Please retype the records below exactly, omitting any images.
--- START ---
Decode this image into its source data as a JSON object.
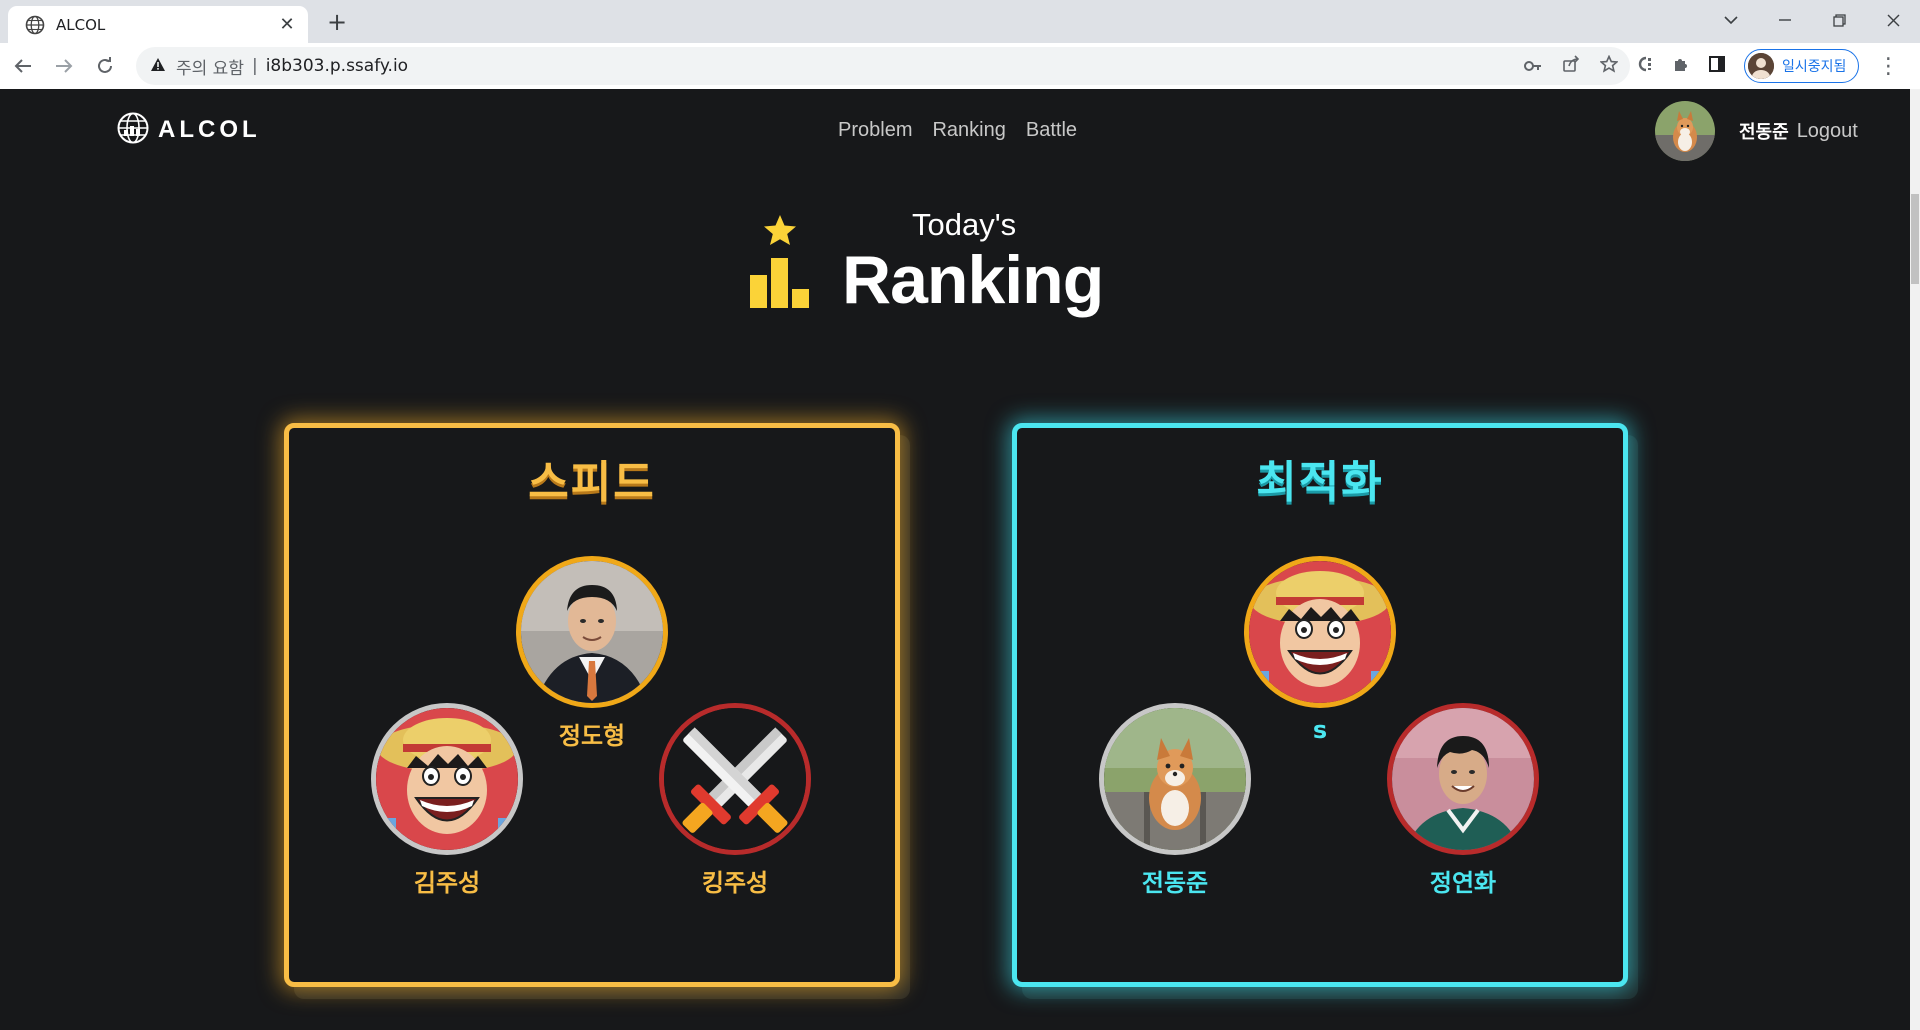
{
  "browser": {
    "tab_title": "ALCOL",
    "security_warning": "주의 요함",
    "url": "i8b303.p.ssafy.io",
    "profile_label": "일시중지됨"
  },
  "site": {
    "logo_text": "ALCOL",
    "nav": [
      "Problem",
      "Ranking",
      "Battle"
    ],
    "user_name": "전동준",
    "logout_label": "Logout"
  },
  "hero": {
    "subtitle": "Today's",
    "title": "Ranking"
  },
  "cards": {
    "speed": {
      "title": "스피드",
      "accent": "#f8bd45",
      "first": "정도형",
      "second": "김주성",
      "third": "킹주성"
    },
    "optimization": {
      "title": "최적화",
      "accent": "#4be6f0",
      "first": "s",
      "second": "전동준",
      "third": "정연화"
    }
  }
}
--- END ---
▶ [Exercise output]:
Decode this image into its source data as a JSON object.
{
  "browser": {
    "tab_title": "ALCOL",
    "security_warning": "주의 요함",
    "url": "i8b303.p.ssafy.io",
    "profile_label": "일시중지됨"
  },
  "site": {
    "logo_text": "ALCOL",
    "nav": [
      "Problem",
      "Ranking",
      "Battle"
    ],
    "user_name": "전동준",
    "logout_label": "Logout"
  },
  "hero": {
    "subtitle": "Today's",
    "title": "Ranking"
  },
  "cards": {
    "speed": {
      "title": "스피드",
      "accent": "#f8bd45",
      "first": "정도형",
      "second": "김주성",
      "third": "킹주성"
    },
    "optimization": {
      "title": "최적화",
      "accent": "#4be6f0",
      "first": "s",
      "second": "전동준",
      "third": "정연화"
    }
  }
}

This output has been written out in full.